After this we quietly dispersed into the mild night.  I drove Bob McNamara home.  He said that the country had suffered a loss which it would take ten years to repair, that there is no one on the horizon to compare with the President as a national leader.

Later.  I talked briefly with Bobby, Steve and Sarge.  All seemed composed, withdrawn and resolute.  Around noon I tool Marian and the children past the bier.  Afterward, we lunched at an upstairs room at the Occidental -- Bill Walton and his son Matt, Ken and Kitty, the Sam Beers, Paul Samuelson, Dick Goodwin, Walter Heller.  I left for a 3 o'clock meeting with the Bundy staff, in which Mac explained how the show must go on.

After the meeting he told me that my letter of resignation (which I had sent to the President the first thing in the morning) had arrived when Johnson was having his meeting with Eisenhower.  Johnson read the letter, thrust it at Mac and said, "Please take this letter back and have him withdraw it.  And send out instructions that I do not want any letters of resignation."  Eisenhower quite correctly demurred, saying that Johnson must preserve his freedom of action, and that he did not have to accept resignations right away.  So the present line is that the staff should resign, but that, "for the time being," Johnson plans to accept no resignations.

Mac said that he intended to stay on as long as Johnson wanted him.  He said that he was worried about Bobby, that Bobby was reluctant to face the new reality, that he had virtually to drag Bobby into the cabinet meeting, and that, if Bobby continued in this mood, he had probably best resign.  Mac said this a little more sympathetically than I have reported, but not a hell of a lot more so.

A telephone call from Ken reported that he had seen Johnson, and that Johnson had asked him to work with Sorensen on the message.  Ken seemed in high spirits.  Like Mac, he is a realist.  He would infinitely have preferred Kennedy, but he is ready to face facts and make the best of them.  Like Kenny and Bobby, I am a sentimentalist.  My heart is not in it.
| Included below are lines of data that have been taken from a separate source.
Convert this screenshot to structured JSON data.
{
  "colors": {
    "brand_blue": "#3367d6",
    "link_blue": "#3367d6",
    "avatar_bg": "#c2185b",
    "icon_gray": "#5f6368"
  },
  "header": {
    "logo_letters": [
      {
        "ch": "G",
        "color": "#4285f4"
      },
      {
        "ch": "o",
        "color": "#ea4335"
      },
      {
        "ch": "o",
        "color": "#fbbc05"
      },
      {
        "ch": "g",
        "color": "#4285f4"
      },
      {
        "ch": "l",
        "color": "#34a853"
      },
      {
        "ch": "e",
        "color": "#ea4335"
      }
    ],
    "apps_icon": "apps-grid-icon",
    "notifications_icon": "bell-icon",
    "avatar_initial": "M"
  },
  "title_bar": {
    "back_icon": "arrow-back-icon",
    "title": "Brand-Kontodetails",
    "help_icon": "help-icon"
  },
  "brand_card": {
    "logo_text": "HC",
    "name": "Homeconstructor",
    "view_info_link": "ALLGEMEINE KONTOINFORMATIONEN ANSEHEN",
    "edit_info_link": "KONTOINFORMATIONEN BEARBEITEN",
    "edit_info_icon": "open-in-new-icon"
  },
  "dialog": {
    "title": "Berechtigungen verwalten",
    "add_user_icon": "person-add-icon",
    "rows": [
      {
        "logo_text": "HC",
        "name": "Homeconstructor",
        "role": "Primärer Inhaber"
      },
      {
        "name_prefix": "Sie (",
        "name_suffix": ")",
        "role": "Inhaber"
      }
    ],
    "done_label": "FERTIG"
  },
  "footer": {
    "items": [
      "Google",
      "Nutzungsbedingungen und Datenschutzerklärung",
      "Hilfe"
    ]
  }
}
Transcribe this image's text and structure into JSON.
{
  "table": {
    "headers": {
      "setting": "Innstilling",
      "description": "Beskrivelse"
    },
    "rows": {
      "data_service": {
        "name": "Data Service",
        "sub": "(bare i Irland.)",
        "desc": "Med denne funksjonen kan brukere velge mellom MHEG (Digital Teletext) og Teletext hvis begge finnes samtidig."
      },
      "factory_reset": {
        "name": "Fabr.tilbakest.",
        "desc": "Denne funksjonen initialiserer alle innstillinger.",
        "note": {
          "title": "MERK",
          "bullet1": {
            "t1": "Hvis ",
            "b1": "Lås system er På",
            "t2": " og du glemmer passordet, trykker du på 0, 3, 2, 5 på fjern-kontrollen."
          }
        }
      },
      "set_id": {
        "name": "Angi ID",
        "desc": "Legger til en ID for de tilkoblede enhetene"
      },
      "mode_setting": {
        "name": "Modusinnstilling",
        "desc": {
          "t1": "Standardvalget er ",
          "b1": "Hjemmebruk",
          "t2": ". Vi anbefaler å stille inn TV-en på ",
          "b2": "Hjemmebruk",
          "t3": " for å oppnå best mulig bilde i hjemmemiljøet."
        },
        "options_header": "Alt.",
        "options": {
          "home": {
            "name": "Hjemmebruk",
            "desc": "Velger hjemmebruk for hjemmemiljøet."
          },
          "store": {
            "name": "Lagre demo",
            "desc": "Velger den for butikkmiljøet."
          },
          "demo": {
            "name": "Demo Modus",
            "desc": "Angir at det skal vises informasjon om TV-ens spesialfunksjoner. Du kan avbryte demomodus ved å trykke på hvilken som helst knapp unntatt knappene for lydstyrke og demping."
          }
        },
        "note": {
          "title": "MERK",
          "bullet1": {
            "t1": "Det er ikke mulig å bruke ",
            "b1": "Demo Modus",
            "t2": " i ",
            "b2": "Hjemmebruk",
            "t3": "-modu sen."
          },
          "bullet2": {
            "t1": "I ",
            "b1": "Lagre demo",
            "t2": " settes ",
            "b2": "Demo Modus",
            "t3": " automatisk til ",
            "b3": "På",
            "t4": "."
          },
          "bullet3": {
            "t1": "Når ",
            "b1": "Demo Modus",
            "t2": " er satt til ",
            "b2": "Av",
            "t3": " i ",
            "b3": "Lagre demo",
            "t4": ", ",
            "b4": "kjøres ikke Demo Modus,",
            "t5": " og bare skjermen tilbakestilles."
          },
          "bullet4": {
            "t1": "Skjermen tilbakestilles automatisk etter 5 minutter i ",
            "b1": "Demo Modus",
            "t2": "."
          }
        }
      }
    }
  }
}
[From: SCHLESINGER, JR., Arthur.  2007.  Journals 1952 - 2000.  Penguin.]

No comments: